Entries shown:
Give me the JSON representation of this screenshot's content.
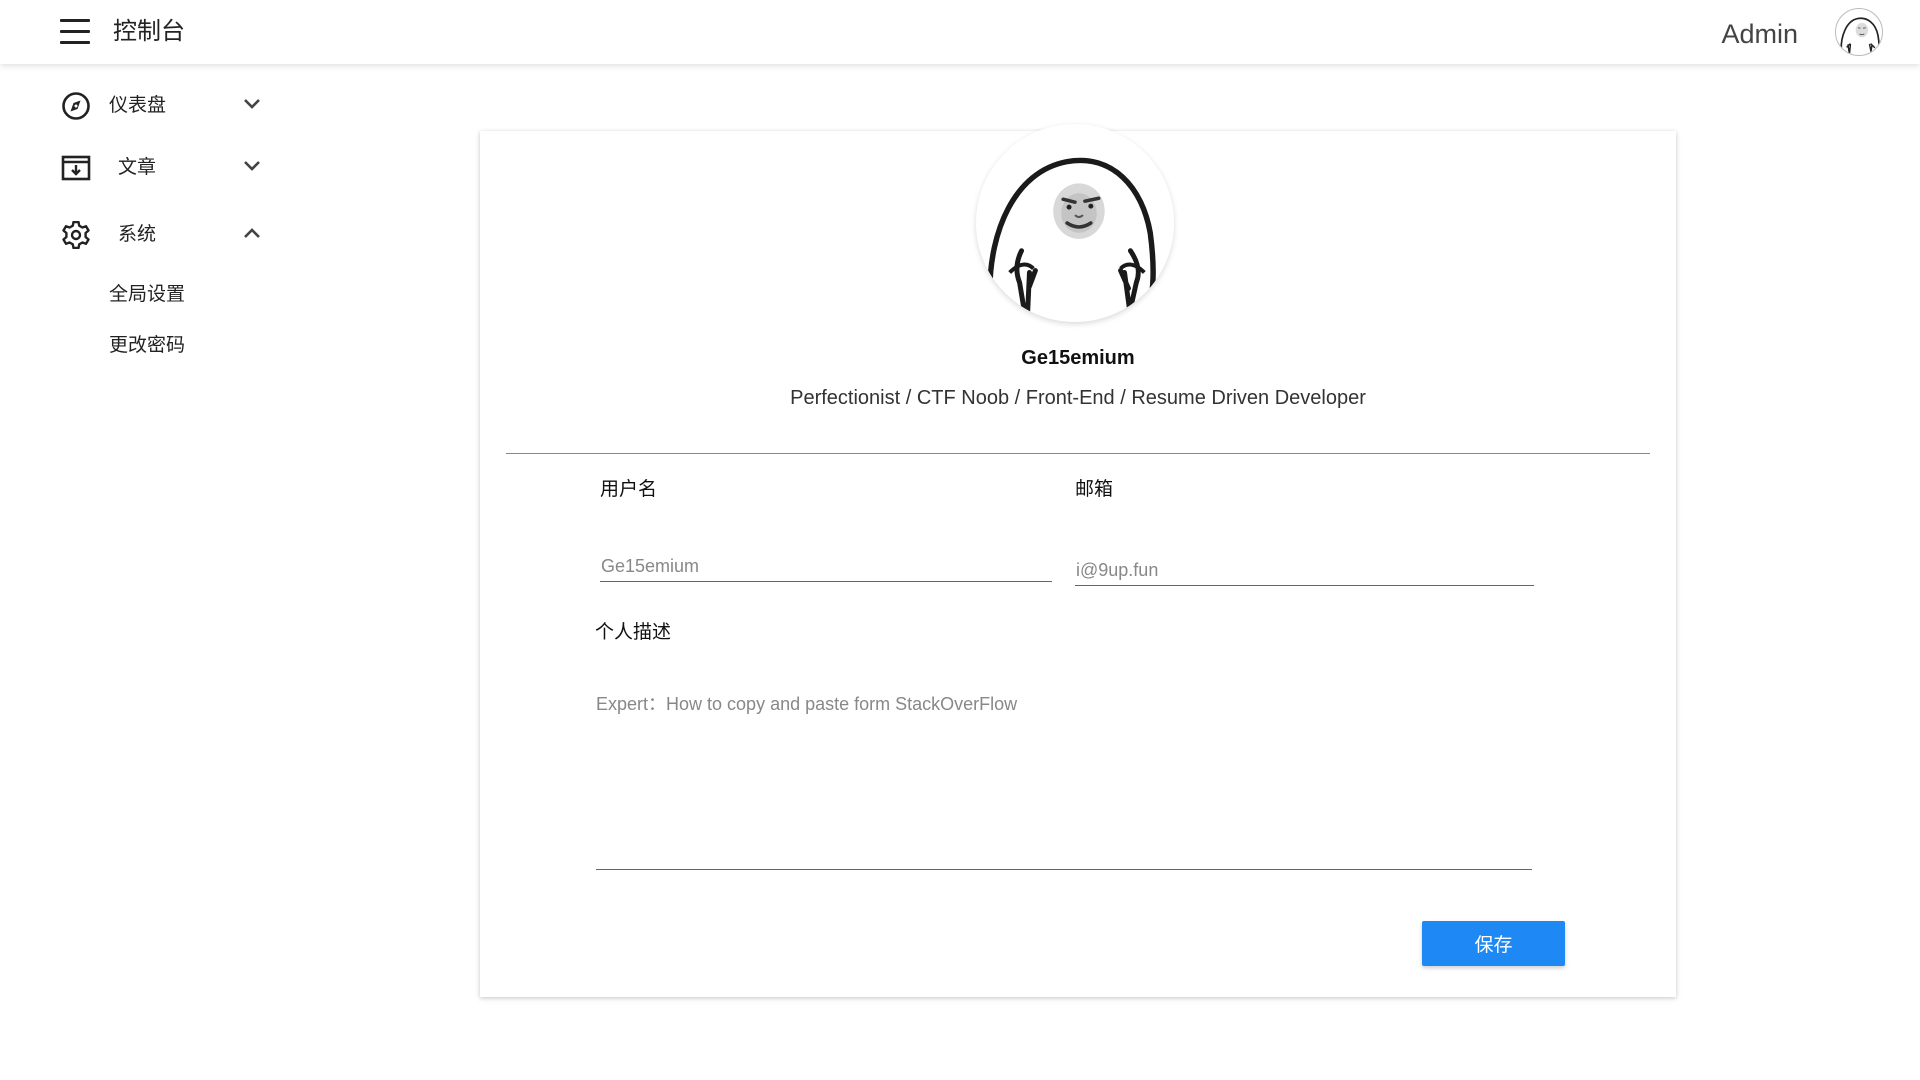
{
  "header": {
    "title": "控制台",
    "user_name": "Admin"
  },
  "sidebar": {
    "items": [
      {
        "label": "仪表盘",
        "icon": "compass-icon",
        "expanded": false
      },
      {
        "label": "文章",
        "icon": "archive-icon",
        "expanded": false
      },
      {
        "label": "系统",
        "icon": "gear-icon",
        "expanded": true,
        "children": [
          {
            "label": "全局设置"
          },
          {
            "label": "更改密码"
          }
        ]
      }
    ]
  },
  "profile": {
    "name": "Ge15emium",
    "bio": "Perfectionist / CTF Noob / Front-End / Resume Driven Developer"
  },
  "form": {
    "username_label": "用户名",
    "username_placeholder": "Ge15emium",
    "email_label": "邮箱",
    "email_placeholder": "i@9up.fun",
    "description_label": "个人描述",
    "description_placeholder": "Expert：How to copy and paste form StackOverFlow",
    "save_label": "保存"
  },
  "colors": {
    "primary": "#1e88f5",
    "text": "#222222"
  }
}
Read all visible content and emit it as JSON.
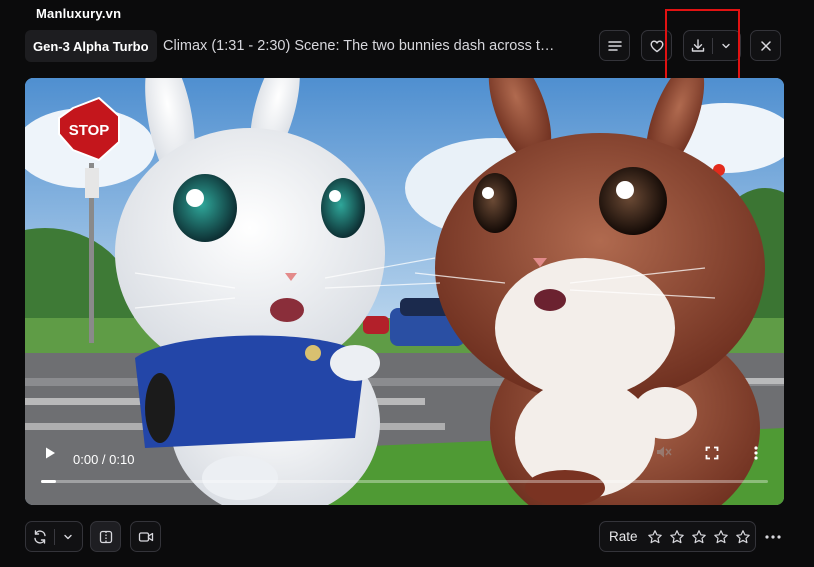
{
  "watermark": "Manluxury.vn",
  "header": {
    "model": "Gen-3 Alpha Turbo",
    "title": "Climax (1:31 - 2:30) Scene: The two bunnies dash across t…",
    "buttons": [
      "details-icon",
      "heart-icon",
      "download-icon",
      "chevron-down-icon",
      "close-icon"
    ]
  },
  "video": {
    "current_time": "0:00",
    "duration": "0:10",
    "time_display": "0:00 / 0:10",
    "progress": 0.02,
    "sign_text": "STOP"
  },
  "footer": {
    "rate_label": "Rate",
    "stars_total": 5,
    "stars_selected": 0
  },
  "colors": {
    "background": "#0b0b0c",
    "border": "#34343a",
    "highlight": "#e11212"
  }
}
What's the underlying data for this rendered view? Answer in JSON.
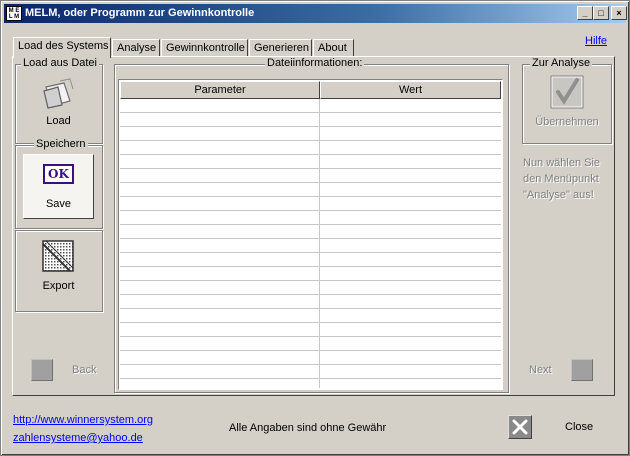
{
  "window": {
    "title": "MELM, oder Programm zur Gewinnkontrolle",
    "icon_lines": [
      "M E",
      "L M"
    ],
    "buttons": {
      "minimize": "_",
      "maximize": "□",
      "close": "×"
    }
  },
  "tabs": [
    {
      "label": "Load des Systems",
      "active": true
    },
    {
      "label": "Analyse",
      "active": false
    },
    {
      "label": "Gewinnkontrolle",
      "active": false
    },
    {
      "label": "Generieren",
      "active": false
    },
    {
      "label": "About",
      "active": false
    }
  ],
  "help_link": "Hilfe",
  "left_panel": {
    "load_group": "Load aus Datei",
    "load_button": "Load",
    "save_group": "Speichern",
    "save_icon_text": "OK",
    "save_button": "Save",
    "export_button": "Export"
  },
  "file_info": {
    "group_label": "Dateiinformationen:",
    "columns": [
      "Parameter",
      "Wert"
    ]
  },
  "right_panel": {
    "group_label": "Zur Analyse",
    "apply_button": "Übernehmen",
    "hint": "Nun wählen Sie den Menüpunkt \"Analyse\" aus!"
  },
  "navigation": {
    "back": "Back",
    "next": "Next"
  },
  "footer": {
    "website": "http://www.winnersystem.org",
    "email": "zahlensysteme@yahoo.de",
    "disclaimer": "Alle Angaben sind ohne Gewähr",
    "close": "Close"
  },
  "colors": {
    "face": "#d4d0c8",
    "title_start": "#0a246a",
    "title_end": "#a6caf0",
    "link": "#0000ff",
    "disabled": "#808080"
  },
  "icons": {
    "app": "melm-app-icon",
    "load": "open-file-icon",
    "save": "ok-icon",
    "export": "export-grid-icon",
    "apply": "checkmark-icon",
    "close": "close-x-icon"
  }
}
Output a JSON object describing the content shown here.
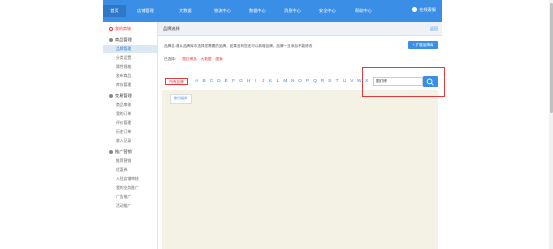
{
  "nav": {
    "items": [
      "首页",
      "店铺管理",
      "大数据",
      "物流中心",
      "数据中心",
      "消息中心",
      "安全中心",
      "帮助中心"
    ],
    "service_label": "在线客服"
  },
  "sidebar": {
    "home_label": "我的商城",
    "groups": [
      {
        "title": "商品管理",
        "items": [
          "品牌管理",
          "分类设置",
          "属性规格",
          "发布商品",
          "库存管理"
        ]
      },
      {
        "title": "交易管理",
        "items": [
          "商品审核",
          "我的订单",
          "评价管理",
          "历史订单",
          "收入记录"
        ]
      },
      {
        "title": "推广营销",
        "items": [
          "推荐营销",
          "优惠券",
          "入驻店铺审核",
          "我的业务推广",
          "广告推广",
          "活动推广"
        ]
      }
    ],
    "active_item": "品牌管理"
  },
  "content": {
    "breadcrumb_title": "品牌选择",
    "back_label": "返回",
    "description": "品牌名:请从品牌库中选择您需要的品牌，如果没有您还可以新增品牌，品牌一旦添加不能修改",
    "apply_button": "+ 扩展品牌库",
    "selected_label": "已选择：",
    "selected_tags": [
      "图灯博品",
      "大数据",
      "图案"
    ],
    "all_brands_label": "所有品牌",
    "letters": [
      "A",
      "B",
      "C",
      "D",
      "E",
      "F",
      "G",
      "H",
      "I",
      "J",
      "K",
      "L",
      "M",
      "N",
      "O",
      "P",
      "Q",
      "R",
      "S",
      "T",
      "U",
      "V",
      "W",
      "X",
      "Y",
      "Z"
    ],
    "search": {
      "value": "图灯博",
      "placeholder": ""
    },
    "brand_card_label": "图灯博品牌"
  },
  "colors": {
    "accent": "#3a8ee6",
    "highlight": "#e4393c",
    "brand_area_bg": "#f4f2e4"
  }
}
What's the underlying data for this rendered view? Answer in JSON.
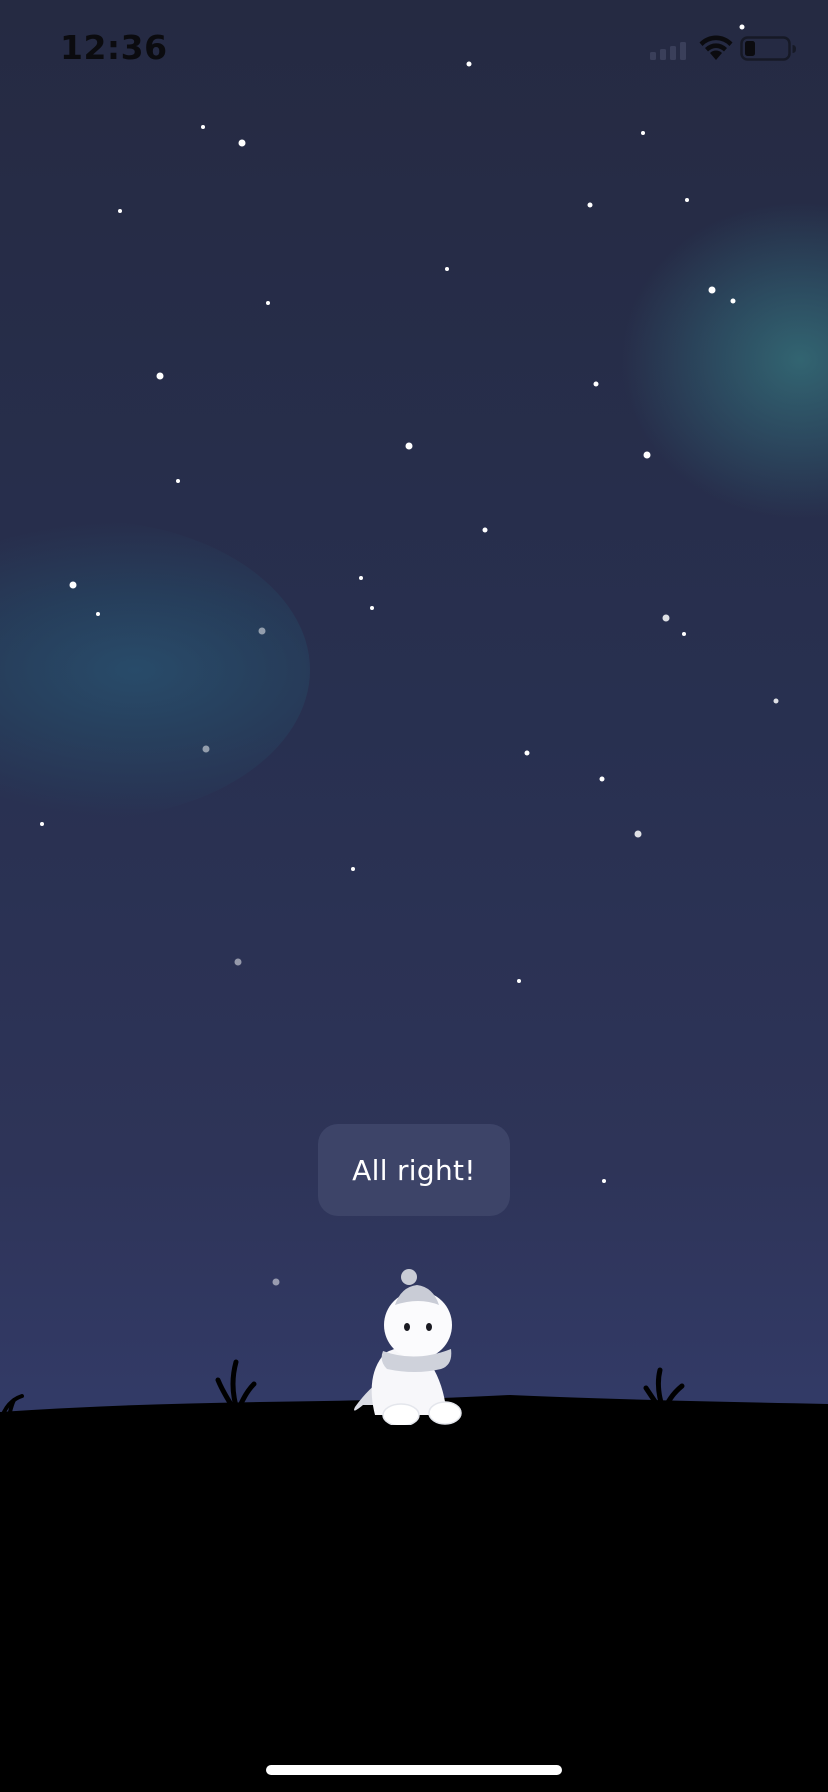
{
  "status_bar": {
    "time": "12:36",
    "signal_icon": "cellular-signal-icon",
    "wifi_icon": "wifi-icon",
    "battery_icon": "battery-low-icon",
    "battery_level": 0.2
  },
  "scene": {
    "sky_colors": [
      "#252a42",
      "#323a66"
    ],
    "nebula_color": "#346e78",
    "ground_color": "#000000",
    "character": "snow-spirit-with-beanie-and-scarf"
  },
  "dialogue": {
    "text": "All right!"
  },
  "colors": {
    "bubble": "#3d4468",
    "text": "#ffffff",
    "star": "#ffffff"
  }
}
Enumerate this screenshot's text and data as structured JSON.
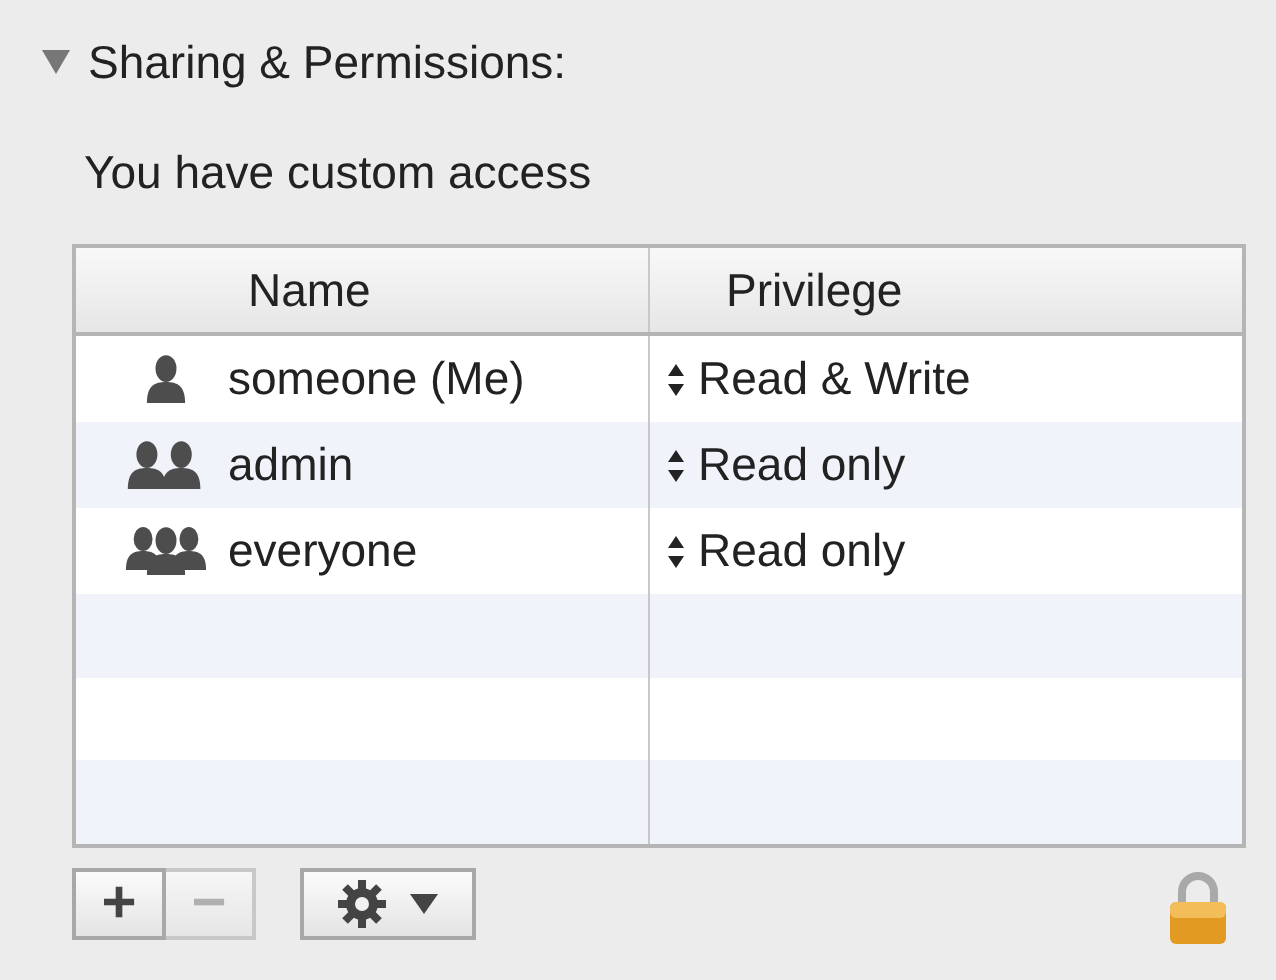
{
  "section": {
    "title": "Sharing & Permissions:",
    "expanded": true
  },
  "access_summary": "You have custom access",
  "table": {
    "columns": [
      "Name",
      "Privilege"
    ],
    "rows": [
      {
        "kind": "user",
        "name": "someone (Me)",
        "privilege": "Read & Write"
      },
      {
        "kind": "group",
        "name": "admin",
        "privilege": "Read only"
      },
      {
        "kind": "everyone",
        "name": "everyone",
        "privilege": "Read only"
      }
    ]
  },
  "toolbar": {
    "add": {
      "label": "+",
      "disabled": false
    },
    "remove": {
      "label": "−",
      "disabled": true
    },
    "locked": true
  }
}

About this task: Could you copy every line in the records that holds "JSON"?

Your response:
Give me the JSON representation of this screenshot's content.
Read all visible content and emit it as JSON.
What's the underlying data for this rendered view? Answer in JSON.
Output a JSON object describing the content shown here.
What's the underlying data for this rendered view? Answer in JSON.
Enumerate this screenshot's text and data as structured JSON.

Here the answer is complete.